When you step down the voltage from say 230v to 12v what happens to the current? Transformers can be up to 99% efficient so presumably power out should nearly equal power in. To simplify calculations say we put 100v @5A into a 10:1 stepdown transformer theoretically the output should be 10v @50A if P=VI. This is clearly not the case. So if both voltage and current is reduced power out does not equal power in and efficiency is greatly reduced. How does it work? I relise this is a pretty basic question but please just humour me.

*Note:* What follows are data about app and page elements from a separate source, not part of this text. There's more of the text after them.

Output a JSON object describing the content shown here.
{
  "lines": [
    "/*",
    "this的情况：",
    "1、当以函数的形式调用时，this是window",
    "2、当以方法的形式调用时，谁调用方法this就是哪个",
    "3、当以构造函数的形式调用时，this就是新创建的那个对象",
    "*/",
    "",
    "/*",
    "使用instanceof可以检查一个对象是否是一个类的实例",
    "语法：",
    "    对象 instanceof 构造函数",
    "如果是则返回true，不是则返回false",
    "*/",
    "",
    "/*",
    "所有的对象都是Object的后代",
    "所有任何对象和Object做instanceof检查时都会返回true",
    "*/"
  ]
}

hi blaise, here's the humor you were asking, When you step down the voltage from say 230v to 12v what happens to the current? nothing Transformers can be up to 99% efficient so presumably power out should nearly equal power in. theoritically yes, in reality no theoretically the output should be 10v @50A if P=VI. This is clearly not the case. you are right So if both voltage and current is reduced power out does not equal power in and efficiency is greatly reduced. How does it work? the difference is filled up by the core loss, copper wire loss, power factor & coil resistance

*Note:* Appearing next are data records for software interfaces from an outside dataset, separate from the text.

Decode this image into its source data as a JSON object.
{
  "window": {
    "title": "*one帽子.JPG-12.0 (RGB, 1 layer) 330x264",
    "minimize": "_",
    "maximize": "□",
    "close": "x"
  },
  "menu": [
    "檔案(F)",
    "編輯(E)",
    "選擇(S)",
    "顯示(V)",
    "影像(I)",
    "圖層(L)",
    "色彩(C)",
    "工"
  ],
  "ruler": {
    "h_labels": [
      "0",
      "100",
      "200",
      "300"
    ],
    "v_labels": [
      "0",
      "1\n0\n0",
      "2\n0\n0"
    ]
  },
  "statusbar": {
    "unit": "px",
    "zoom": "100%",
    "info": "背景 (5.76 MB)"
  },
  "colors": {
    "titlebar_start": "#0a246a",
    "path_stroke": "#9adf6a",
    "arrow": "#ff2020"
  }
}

considering no energy losses (which is practically impossible) the current decreases as voltage is stepped up and vice versa. which is why in step down transformers the secondary winding are thicker(so as to reduce resistance) and are thinly insulated. the opposite happens in a step up transformer